▸ Task objective
How many lines within the records include the word "true"? Only that number should be given.

▸ Element data from apps and pages
————

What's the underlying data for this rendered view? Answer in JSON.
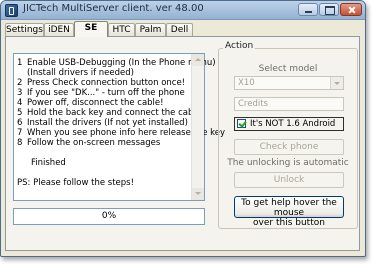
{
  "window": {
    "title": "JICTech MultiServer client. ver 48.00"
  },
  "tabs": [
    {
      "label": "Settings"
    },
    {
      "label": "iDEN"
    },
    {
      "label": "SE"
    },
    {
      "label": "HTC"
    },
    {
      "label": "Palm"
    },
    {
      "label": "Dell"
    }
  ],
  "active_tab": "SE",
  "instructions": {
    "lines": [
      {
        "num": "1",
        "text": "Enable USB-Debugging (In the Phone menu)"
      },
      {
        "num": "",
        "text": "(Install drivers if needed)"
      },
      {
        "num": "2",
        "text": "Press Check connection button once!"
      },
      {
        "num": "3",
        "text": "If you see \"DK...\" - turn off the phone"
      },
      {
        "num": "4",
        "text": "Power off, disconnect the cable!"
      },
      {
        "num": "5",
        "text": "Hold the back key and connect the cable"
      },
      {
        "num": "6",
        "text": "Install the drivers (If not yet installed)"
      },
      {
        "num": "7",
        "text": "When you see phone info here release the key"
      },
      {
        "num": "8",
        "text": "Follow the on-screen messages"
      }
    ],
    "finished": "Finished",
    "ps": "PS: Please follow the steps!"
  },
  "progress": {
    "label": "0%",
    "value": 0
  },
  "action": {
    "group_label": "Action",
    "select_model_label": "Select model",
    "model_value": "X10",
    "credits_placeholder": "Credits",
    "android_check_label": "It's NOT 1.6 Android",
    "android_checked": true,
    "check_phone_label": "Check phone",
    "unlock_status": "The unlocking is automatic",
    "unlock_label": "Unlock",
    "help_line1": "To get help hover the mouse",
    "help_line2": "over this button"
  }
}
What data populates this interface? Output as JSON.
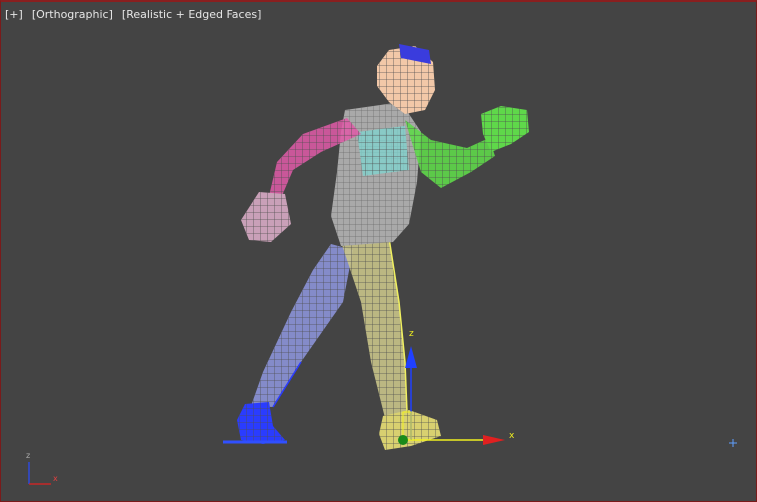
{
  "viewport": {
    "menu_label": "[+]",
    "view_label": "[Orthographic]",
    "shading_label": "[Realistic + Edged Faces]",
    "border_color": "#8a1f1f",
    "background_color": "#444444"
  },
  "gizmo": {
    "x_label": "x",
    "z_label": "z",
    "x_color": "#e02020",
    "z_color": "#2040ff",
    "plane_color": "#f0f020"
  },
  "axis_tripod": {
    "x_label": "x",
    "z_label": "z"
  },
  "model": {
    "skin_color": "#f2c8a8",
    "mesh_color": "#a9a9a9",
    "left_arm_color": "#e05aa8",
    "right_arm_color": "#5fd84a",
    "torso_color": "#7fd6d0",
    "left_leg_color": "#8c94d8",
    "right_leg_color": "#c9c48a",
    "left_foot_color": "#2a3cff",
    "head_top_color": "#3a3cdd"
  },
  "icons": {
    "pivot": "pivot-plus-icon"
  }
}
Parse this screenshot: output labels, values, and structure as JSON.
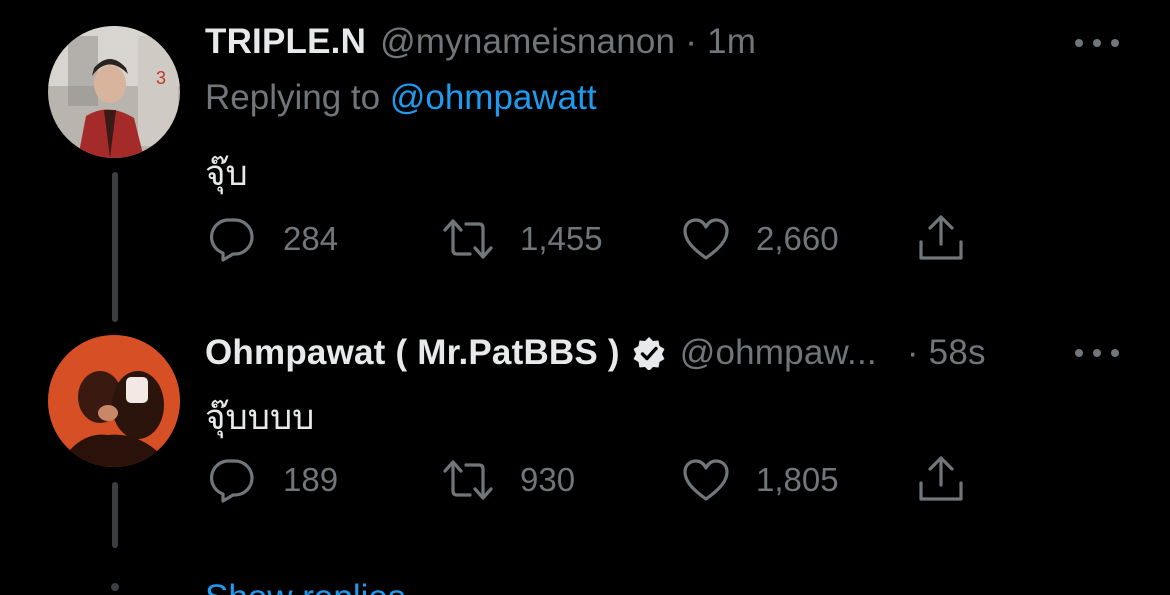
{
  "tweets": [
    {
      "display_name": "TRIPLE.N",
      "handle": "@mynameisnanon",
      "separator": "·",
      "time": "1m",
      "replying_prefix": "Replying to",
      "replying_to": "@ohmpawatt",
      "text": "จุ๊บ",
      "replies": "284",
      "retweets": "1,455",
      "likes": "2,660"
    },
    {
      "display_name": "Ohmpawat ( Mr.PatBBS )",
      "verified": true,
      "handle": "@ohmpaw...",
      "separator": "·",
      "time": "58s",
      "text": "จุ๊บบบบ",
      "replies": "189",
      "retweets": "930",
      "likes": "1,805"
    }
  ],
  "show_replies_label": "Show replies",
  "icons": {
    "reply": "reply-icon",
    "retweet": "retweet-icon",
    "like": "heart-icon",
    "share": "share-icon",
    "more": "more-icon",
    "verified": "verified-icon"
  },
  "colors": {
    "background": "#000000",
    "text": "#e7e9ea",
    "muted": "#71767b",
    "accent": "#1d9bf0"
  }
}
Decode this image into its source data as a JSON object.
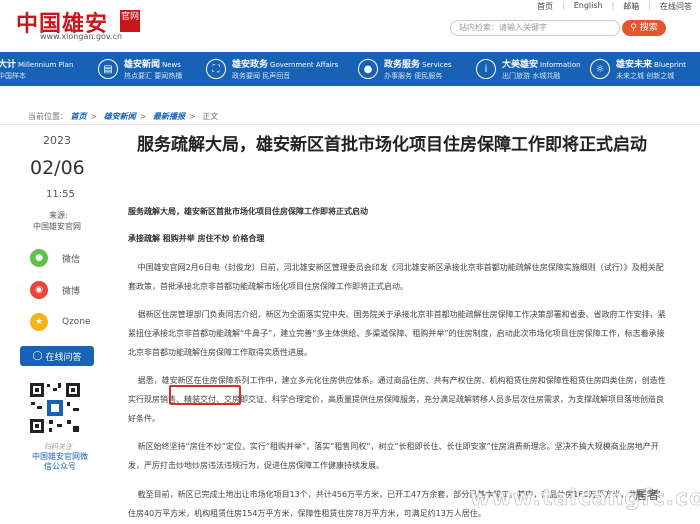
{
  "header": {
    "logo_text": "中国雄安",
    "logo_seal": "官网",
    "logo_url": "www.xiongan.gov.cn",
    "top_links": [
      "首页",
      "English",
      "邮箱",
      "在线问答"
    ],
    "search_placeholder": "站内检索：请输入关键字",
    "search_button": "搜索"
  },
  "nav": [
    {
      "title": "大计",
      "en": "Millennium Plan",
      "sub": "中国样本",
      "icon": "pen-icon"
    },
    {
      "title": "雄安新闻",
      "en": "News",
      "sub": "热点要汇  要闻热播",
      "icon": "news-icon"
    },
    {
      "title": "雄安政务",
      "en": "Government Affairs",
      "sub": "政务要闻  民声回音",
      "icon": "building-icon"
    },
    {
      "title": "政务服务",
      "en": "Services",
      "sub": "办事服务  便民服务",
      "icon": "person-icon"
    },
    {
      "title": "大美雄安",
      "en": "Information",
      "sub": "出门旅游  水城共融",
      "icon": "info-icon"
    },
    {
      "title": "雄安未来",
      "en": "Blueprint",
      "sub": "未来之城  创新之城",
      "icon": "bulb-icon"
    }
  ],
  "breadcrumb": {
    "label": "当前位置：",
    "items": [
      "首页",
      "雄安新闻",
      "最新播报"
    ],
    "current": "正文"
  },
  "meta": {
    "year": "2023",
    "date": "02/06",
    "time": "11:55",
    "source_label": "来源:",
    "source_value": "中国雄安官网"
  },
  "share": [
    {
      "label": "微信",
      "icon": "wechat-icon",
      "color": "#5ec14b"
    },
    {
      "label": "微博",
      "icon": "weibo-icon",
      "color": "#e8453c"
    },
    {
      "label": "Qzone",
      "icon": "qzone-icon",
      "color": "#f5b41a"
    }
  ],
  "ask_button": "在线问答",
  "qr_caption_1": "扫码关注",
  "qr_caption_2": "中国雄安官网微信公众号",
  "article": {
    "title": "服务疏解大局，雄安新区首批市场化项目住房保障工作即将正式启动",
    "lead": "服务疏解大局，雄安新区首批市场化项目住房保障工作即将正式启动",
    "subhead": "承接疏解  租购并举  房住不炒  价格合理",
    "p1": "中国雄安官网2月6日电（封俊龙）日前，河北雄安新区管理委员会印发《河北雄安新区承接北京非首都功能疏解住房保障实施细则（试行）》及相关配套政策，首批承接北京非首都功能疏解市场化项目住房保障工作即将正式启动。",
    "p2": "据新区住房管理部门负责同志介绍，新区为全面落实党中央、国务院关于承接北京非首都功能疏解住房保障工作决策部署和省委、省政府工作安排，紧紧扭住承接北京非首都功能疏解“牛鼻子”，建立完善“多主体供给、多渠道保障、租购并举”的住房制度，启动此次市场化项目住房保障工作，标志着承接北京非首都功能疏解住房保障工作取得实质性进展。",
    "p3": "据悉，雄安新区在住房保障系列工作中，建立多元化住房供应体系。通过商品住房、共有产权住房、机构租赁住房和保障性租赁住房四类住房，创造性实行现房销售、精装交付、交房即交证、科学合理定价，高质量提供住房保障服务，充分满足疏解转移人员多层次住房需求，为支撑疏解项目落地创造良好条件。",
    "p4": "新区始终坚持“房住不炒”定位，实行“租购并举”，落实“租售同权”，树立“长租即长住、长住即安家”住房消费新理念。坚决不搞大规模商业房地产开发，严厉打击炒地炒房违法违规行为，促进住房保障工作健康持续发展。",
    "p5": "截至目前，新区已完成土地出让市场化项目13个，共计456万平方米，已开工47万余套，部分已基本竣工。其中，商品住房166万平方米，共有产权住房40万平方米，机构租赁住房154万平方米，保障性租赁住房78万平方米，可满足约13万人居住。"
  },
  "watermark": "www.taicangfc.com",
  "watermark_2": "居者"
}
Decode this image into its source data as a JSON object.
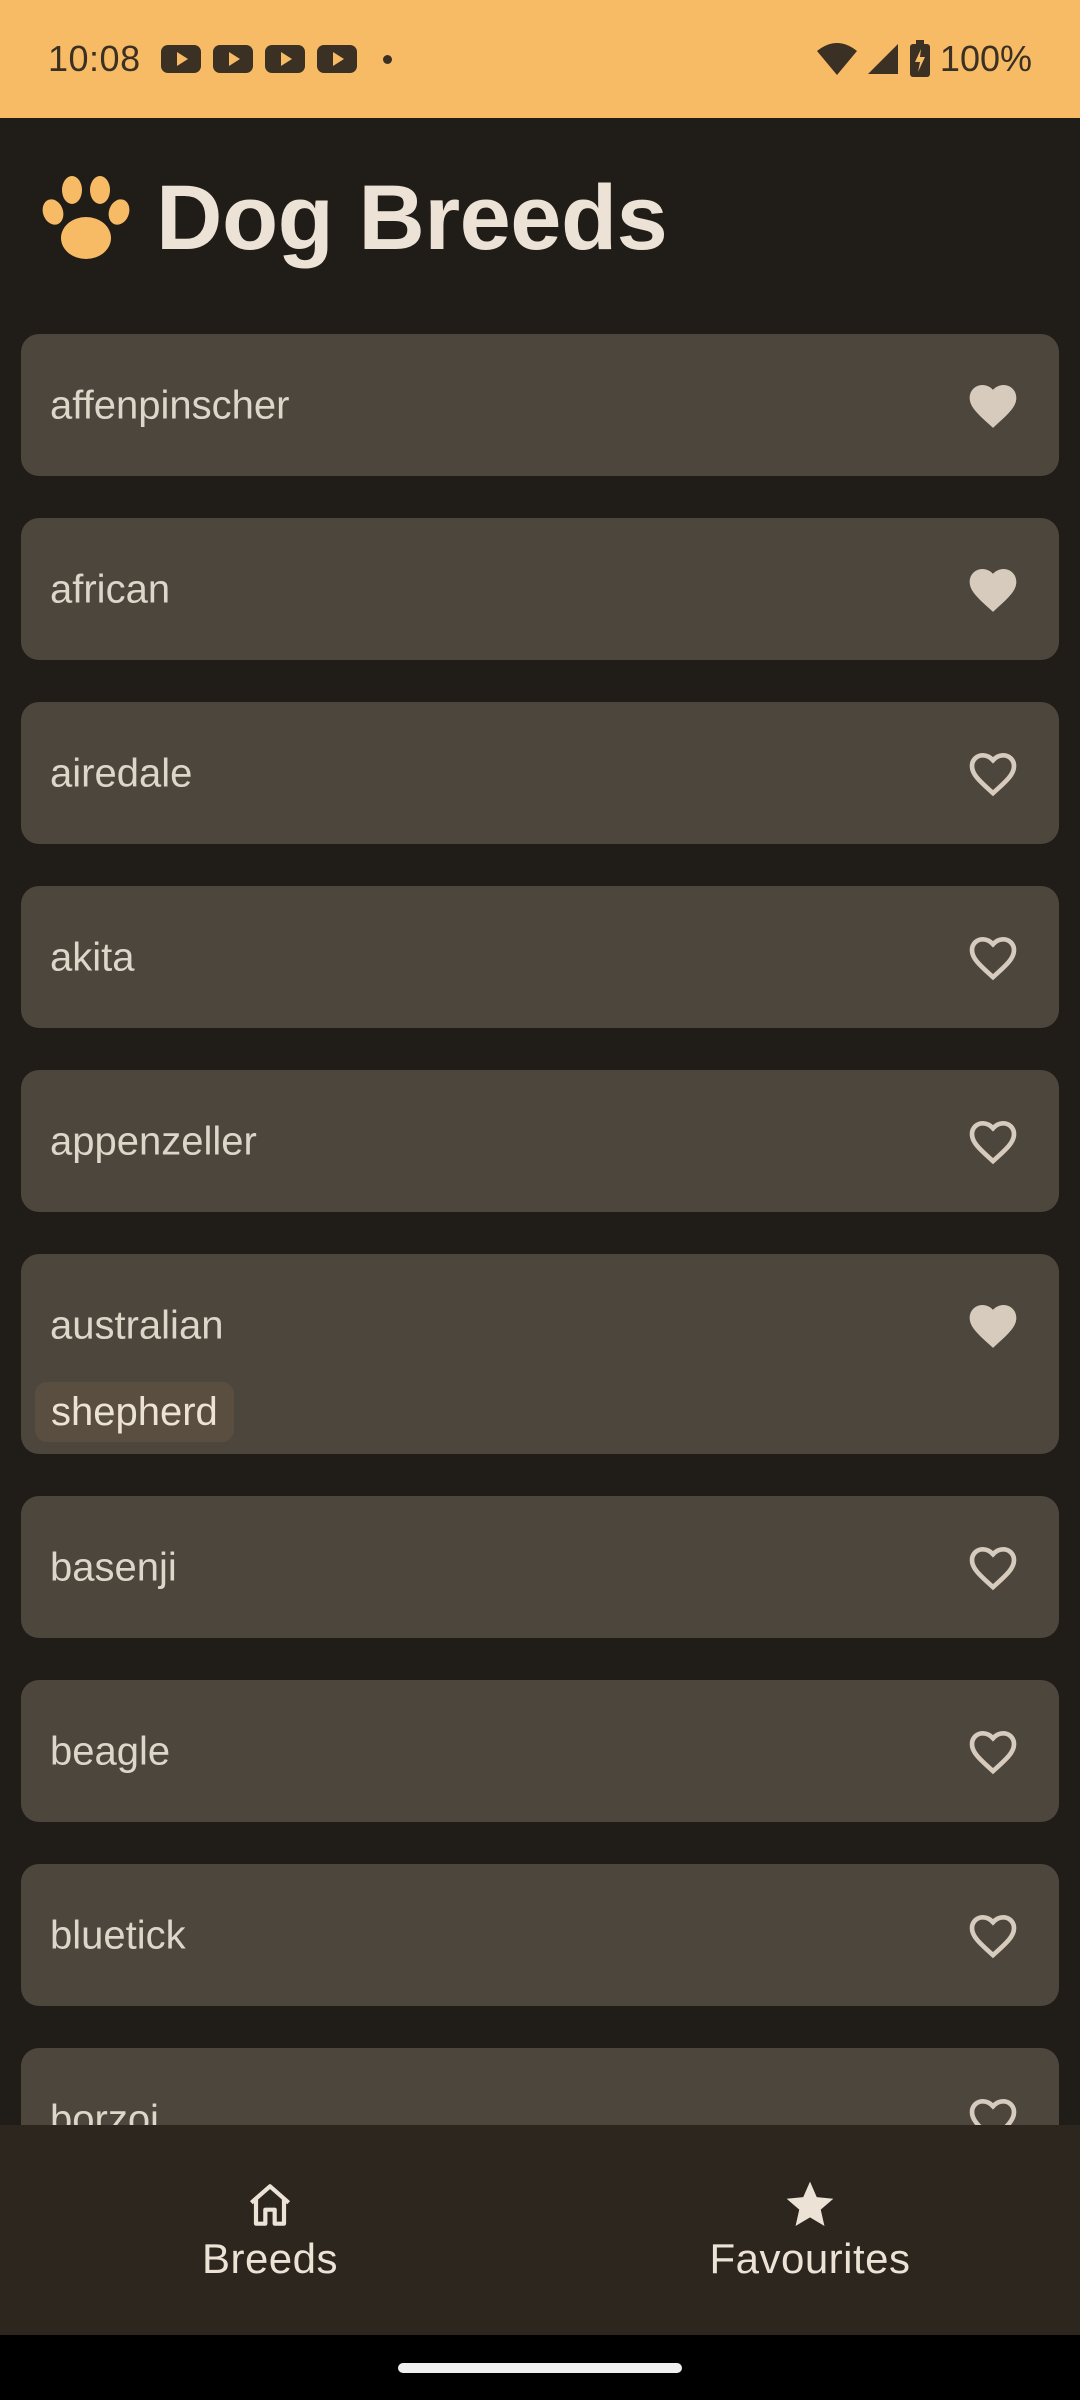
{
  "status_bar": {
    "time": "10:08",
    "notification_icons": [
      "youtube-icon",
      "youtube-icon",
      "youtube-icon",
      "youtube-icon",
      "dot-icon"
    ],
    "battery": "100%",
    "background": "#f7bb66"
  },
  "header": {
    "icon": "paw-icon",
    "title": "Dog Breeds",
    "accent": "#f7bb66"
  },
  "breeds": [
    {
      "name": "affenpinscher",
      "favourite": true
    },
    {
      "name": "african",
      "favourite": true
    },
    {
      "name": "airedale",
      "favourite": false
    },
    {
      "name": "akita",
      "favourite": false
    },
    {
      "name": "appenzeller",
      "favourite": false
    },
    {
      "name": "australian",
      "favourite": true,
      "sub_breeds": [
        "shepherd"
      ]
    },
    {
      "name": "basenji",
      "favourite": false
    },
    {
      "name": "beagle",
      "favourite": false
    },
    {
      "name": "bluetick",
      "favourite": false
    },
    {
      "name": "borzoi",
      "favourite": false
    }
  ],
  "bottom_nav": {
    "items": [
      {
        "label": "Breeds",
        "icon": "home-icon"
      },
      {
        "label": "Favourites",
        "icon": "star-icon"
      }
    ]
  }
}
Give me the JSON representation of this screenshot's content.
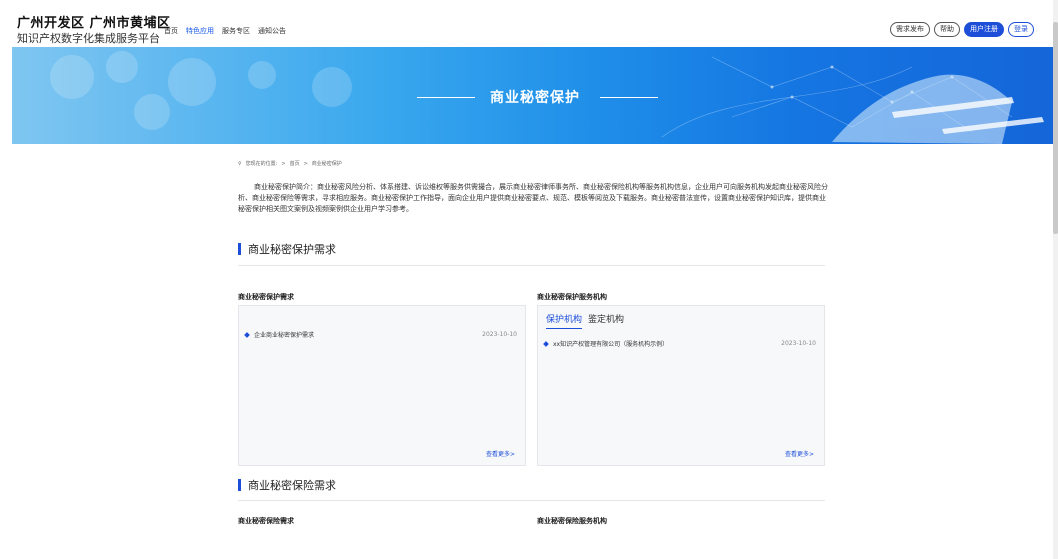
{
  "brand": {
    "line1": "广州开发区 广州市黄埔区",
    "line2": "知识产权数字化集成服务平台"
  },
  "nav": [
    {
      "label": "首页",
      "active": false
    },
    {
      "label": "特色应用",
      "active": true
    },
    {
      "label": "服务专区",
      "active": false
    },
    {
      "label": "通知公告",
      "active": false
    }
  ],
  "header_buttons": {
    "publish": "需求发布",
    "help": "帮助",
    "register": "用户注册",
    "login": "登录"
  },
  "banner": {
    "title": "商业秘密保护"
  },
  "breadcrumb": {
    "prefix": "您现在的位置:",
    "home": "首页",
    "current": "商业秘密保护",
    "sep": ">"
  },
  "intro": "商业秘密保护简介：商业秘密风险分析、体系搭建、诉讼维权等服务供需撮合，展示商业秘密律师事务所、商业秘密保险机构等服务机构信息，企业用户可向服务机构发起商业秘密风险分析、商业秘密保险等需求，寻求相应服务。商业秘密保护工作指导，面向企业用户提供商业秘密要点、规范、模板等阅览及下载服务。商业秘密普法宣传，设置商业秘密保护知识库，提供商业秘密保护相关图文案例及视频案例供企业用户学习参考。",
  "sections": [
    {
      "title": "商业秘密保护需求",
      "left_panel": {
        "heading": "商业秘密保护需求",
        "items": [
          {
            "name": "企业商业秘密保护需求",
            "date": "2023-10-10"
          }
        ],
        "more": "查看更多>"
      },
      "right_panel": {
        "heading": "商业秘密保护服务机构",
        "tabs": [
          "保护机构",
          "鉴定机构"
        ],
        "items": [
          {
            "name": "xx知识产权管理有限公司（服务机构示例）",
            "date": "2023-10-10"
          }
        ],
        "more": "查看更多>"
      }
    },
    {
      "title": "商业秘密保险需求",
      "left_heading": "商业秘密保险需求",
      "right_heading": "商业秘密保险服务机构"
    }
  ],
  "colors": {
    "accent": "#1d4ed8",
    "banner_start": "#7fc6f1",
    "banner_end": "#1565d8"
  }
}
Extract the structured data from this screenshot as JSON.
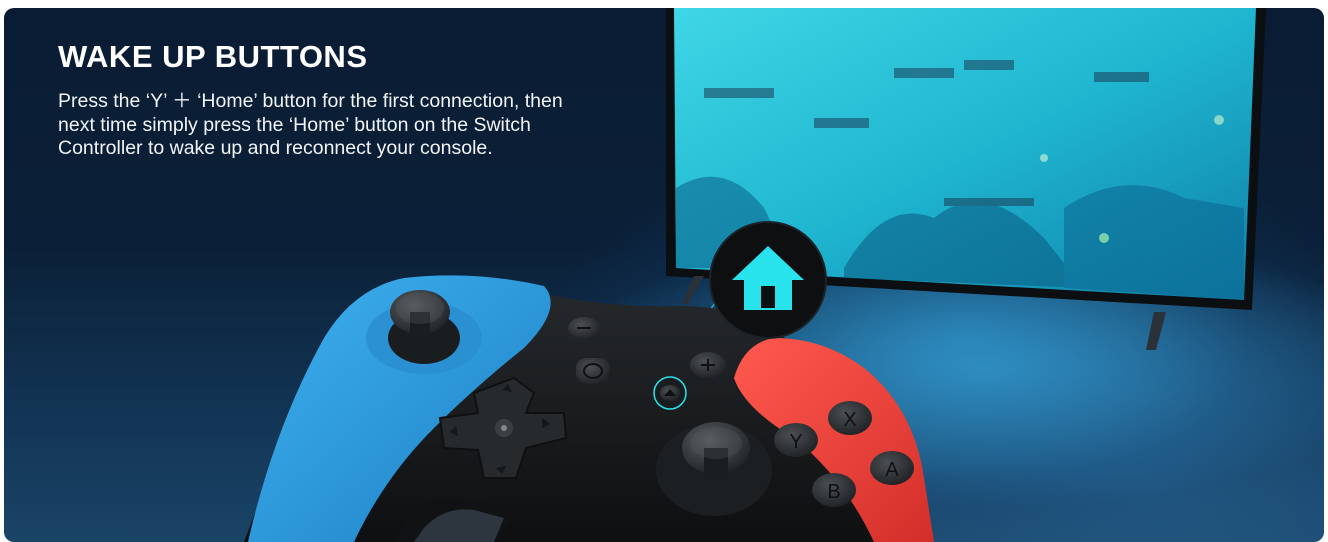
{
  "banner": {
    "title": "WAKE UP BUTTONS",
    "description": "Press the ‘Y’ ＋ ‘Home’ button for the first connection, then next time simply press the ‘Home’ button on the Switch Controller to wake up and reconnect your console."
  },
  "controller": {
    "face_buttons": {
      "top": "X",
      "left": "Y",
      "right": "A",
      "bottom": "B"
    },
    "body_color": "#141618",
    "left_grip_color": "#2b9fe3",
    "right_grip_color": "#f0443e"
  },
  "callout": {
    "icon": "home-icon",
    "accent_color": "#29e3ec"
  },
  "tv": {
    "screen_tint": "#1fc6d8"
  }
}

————

▸ Result below
6